Fences takes place in the era of segregation in the United States, when many public spaces were only open to whites and closed-off to blacks. It also occurs at a time of a burgeoning black rights movement of the late 1950s and early 1960s. when such leaders as Martin Luther King and Rosa Parks would come to the fore and alter history with their courage, conviction, and leadership.

Other Books Related to Fences

Wilson’s wrote (out of his sixteen plays in total) nine other plays which, grouped with Fences, constitute what’s called his Pittsburgh or Century Cycle—all of which deal with themes of duty, honor, betrayal, and love with an aim at raising consciousness about and empathy towards black experience in the United States.
Key Facts about Fences
  • Full Title: Fences
  • When Written: 1983-1987
  • Where Written: United States
  • When Published: June 1986
  • Literary Period: Black Urban Realism
  • Genre: Tragic Comedy, Drama
  • Setting: Pittsburgh’s Hill District in the 1950s
  • Climax: The climax of Fences occurs when Cory tries to fight Troy with a baseball bat, enraged at the way his father has always treated him and at his betrayal of his mother, Rose.
  • Antagonist: While none of the characters in-themselves embody an antagonist, Troy’s fictional, personified figure of “Mr. Death” is something of a personal enemy to him, making the abstract, impersonal force of death into something more intimately meaningful.
  • Point of View: Theater

Extra Credit for Fences

Autobiography. August Wilson wrote a one-man play called How I Learned What I Learned, which follows his own life as a young writer, exploring his struggles and the influences he drew from the Hill District of Pittsburgh.

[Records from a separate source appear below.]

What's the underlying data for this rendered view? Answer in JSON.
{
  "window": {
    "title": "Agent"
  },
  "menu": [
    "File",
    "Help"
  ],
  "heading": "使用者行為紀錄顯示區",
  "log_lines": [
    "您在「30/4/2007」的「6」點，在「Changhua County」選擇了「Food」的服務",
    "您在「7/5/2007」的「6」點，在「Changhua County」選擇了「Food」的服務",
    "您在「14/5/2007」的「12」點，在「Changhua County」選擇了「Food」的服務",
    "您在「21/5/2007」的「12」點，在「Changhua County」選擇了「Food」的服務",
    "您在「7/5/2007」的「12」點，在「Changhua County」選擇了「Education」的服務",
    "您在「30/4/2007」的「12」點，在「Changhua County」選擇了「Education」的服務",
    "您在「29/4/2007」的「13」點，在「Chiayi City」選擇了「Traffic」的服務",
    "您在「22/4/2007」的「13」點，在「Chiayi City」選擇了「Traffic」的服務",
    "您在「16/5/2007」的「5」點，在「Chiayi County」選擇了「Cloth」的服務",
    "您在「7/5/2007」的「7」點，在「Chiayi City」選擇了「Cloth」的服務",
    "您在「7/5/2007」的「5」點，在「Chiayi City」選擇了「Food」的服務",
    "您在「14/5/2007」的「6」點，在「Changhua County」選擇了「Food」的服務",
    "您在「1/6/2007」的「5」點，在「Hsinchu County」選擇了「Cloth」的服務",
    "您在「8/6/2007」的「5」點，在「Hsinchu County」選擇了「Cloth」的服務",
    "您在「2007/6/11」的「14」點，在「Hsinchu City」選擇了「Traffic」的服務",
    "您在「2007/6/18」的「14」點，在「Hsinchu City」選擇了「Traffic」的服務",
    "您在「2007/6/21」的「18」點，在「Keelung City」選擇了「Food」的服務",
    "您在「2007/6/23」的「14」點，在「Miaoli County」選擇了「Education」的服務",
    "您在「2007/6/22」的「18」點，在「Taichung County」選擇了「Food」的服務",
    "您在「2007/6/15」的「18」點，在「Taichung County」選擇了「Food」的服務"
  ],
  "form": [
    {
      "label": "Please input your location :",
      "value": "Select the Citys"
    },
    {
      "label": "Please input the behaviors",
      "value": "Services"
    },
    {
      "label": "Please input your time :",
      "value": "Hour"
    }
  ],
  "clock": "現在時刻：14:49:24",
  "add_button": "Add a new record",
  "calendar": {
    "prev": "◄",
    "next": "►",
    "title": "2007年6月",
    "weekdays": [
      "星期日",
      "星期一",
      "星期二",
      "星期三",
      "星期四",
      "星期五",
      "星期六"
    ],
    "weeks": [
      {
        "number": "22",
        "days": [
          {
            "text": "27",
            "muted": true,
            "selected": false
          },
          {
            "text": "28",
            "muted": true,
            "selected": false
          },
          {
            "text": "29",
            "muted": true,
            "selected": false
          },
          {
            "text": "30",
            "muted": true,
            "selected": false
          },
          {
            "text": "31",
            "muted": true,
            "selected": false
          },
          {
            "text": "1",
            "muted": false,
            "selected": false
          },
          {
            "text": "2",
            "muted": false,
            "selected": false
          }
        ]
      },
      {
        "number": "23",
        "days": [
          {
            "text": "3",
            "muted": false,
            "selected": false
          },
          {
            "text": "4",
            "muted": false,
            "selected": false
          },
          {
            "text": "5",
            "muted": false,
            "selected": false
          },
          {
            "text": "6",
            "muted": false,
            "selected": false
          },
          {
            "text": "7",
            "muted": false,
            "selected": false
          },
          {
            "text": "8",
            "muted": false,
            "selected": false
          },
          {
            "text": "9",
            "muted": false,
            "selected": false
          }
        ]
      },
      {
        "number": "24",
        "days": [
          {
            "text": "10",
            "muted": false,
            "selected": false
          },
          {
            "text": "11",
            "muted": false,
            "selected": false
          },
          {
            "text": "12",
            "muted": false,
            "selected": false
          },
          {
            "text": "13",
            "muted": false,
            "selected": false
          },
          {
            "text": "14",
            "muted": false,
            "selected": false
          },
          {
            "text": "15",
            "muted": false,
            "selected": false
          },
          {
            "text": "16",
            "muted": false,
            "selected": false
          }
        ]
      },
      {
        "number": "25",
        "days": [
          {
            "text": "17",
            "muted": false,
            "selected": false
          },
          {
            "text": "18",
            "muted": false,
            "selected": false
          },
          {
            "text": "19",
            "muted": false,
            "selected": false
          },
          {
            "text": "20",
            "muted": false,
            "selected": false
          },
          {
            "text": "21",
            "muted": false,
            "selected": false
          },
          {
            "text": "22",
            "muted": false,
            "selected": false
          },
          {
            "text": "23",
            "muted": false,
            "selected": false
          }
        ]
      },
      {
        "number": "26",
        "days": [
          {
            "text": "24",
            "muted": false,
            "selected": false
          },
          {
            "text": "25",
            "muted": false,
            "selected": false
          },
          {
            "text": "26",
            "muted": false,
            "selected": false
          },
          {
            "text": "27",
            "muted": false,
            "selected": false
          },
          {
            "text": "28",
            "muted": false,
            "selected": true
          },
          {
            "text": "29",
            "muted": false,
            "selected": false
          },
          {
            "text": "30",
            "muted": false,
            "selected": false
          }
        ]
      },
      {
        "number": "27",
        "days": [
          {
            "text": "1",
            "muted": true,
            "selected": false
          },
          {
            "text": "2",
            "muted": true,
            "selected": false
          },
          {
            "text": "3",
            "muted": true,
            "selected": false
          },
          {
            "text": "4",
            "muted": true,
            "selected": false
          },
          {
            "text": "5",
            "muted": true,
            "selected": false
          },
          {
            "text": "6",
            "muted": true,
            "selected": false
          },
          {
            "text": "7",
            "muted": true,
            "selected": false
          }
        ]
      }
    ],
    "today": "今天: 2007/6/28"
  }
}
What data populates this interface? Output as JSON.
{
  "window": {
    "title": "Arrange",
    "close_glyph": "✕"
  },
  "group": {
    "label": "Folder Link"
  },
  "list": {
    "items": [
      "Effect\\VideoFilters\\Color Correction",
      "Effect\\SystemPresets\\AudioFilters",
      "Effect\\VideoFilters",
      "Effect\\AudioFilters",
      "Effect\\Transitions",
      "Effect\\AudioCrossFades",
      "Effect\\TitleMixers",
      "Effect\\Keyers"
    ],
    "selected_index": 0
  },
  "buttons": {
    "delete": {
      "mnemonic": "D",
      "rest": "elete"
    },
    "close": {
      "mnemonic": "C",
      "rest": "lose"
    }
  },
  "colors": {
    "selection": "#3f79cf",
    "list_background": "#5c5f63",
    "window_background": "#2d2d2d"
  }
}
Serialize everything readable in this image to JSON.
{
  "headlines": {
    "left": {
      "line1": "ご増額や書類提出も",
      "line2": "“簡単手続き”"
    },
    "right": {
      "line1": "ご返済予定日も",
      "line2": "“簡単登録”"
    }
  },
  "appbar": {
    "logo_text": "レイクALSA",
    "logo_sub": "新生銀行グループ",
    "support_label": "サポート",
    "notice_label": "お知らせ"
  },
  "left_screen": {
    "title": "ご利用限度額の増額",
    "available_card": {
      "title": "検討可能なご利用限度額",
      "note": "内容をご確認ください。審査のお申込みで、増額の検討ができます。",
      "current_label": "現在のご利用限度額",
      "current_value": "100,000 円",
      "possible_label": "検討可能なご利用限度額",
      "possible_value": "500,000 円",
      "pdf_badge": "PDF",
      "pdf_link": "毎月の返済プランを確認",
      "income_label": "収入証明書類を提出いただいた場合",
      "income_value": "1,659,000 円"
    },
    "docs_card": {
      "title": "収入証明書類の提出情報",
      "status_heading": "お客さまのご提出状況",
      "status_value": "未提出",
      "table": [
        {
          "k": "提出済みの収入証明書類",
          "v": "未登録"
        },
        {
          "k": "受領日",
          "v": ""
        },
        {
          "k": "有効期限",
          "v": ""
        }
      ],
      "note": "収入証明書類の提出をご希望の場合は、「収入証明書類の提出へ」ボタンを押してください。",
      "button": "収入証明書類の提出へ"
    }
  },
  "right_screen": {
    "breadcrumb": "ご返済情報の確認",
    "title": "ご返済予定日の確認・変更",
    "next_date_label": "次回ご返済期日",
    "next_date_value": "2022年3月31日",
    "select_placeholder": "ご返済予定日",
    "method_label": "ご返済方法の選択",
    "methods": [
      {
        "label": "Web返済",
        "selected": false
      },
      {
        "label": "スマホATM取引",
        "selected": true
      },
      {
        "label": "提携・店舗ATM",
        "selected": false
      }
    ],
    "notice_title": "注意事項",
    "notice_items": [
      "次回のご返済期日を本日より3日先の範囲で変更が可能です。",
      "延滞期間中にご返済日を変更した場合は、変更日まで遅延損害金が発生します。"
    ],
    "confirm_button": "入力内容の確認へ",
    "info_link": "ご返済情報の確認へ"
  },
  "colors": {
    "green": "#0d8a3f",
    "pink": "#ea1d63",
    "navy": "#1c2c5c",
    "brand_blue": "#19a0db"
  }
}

Big Screen, Big Stars. Fences was made into an award-winning 2016 film starring Denzel Washington and Viola Davis. Wilson died in 2005, but finished a draft of the screenplay before his death.